------ Records to process

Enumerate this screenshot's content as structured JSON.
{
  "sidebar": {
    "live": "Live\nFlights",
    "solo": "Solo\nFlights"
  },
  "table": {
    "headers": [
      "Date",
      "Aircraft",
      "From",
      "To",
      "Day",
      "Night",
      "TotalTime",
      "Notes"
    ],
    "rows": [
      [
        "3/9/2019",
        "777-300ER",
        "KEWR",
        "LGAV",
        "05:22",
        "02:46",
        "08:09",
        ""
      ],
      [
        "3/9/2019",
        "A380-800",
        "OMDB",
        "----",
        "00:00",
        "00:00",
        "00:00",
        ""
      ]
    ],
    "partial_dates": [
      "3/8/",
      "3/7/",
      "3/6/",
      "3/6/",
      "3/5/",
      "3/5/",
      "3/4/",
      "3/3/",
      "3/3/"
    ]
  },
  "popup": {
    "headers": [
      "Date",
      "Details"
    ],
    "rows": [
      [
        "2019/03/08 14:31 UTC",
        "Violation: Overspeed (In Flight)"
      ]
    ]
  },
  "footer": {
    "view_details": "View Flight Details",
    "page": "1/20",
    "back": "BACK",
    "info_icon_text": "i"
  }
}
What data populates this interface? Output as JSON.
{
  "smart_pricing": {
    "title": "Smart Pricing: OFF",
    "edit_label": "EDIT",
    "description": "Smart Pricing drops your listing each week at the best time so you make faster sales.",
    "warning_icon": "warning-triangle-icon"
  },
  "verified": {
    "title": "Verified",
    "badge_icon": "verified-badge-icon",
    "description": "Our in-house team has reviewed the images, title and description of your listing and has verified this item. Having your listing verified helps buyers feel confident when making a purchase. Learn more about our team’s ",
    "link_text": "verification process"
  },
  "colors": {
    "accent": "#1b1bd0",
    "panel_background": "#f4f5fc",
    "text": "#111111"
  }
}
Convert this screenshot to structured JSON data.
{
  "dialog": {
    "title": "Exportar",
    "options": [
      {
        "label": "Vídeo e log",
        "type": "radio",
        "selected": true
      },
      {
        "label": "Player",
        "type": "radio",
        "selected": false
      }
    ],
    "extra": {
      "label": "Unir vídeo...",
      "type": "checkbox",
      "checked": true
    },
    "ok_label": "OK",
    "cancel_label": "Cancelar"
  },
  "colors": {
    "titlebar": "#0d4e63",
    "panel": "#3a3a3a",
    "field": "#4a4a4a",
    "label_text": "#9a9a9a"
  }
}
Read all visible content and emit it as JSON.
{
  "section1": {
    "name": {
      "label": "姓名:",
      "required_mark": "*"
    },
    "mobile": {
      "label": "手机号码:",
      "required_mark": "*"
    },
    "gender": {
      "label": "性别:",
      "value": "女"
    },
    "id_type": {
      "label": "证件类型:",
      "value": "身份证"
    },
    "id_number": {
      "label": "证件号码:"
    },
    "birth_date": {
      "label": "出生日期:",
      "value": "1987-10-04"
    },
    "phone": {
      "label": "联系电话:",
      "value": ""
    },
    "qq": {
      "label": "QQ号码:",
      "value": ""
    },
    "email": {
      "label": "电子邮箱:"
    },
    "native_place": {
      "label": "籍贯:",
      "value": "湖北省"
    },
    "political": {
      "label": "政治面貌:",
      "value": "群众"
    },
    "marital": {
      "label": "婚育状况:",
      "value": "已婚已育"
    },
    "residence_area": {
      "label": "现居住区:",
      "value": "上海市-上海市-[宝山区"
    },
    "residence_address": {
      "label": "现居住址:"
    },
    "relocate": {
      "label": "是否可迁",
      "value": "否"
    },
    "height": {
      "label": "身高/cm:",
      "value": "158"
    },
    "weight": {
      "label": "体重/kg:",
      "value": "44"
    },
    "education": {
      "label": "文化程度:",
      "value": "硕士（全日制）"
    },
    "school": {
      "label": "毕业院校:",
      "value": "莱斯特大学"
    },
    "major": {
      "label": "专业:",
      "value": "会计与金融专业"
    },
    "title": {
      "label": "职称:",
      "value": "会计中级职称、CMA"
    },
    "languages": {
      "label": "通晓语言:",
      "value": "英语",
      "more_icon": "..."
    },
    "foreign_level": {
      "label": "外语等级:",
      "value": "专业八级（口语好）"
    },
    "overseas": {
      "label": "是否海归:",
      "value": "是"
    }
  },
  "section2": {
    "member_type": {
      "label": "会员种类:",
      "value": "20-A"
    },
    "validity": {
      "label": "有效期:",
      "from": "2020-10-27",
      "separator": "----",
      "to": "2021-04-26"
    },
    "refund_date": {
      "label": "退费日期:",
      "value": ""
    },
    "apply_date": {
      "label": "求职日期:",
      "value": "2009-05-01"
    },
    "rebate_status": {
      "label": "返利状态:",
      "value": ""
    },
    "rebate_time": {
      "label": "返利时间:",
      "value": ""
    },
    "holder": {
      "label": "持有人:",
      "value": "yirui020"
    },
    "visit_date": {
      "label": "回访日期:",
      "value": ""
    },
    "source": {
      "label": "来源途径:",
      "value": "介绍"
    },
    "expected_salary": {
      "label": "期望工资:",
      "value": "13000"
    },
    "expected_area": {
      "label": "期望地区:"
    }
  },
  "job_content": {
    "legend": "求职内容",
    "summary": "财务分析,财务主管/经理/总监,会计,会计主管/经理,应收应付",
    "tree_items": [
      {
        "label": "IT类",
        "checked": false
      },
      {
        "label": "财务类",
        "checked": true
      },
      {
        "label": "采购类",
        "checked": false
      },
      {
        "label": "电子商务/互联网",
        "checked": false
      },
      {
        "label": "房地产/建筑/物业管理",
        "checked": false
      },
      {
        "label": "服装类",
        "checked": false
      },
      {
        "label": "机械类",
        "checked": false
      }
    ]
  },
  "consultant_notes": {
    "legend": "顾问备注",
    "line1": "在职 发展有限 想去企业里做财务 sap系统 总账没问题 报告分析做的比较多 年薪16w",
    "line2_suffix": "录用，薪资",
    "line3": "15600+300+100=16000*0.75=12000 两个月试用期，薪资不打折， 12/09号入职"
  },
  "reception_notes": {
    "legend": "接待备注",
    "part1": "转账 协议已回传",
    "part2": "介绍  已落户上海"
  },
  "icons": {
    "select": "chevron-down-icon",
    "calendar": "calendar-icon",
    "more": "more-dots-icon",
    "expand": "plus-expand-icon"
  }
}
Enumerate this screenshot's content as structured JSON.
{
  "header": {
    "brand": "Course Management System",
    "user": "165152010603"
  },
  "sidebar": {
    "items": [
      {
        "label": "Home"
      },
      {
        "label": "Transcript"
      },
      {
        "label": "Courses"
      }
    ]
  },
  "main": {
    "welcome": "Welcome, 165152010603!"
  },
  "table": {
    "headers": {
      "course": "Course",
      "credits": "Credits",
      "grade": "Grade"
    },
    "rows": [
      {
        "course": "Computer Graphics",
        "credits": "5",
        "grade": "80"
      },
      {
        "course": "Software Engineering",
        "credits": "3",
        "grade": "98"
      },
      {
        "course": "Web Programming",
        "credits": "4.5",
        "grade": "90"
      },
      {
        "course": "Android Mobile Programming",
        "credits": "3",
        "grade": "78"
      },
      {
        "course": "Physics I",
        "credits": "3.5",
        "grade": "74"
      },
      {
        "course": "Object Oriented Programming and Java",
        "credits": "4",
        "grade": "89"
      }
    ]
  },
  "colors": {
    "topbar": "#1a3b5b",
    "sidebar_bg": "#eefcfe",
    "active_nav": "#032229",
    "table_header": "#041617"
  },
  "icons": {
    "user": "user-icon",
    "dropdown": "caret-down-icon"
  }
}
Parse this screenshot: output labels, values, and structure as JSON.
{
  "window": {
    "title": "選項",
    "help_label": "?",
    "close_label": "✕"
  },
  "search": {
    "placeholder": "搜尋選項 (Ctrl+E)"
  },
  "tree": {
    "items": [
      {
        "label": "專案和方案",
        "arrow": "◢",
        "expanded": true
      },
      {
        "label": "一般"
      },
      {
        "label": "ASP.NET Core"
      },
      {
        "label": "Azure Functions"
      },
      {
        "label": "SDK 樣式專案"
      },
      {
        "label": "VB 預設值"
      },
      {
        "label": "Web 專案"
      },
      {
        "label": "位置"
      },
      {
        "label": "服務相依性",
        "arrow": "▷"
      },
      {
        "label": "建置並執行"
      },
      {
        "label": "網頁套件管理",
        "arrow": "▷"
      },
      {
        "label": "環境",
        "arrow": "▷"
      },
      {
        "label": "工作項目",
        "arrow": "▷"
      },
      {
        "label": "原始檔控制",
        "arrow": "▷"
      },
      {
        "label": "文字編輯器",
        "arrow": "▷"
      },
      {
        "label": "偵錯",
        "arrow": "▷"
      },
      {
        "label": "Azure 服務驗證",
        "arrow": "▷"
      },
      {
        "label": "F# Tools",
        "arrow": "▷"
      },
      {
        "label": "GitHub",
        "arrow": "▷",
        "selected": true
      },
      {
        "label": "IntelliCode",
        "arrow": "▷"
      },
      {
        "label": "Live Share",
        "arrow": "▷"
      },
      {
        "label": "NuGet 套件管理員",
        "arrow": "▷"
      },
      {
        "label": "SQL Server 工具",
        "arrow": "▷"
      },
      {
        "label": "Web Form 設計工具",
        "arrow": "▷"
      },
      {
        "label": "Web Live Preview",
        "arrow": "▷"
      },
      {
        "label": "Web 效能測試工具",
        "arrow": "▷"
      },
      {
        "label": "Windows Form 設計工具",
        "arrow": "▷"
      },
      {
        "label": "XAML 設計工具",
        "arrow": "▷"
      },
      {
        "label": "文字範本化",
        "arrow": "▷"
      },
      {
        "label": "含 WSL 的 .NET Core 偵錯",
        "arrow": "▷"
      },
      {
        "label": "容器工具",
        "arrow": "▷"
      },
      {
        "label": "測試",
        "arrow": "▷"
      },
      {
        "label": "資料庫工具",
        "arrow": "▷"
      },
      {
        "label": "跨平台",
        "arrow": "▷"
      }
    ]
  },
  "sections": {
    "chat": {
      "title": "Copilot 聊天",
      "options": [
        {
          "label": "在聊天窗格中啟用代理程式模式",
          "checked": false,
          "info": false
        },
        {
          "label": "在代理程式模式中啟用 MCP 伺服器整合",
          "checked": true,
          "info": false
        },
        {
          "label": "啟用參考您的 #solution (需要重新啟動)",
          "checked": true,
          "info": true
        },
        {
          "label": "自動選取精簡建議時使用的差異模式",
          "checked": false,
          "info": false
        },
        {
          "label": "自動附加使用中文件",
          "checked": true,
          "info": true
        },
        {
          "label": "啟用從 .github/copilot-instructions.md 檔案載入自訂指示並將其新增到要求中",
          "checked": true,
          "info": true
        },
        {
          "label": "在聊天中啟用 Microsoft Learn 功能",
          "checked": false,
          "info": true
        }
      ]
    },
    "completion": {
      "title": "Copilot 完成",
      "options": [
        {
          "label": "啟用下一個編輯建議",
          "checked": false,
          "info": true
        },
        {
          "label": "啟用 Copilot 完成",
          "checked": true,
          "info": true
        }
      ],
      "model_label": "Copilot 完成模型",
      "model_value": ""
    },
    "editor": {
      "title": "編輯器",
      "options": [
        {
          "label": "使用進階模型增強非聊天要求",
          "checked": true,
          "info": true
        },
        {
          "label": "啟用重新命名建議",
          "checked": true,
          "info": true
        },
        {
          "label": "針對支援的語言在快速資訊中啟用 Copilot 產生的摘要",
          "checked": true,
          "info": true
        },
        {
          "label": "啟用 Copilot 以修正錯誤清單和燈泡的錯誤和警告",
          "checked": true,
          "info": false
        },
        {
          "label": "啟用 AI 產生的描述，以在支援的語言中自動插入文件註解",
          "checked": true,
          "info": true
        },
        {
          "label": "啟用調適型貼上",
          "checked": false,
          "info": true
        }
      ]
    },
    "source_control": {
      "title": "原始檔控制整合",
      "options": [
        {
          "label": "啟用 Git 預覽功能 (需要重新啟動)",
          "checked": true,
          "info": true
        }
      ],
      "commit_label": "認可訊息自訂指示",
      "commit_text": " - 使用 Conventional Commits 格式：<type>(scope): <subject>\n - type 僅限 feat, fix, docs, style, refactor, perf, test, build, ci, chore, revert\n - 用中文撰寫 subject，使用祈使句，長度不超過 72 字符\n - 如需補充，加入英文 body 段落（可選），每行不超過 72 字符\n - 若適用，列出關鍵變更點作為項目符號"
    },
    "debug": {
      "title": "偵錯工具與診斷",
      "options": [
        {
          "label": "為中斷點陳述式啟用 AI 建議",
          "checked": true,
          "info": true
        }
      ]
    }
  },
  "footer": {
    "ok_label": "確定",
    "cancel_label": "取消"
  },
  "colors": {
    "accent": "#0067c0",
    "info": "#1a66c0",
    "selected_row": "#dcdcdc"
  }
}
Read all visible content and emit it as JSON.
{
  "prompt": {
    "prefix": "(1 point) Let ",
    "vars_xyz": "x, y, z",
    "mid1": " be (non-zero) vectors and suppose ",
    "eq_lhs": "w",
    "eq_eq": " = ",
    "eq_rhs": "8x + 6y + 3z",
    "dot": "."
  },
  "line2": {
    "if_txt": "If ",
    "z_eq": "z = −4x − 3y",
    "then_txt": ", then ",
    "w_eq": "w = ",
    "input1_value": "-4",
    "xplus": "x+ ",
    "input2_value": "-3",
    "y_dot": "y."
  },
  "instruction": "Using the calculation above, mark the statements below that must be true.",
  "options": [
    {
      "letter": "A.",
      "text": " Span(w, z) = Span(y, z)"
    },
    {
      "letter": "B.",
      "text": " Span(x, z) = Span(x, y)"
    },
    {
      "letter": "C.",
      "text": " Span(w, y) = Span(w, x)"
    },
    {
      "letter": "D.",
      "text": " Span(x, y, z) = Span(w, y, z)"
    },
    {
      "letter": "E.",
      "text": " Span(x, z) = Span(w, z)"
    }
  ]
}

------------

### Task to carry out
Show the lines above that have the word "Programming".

### The completed task
        "course": "Web Programming",
        "course": "Android Mobile Programming",
        "course": "Object Oriented Programming and Java",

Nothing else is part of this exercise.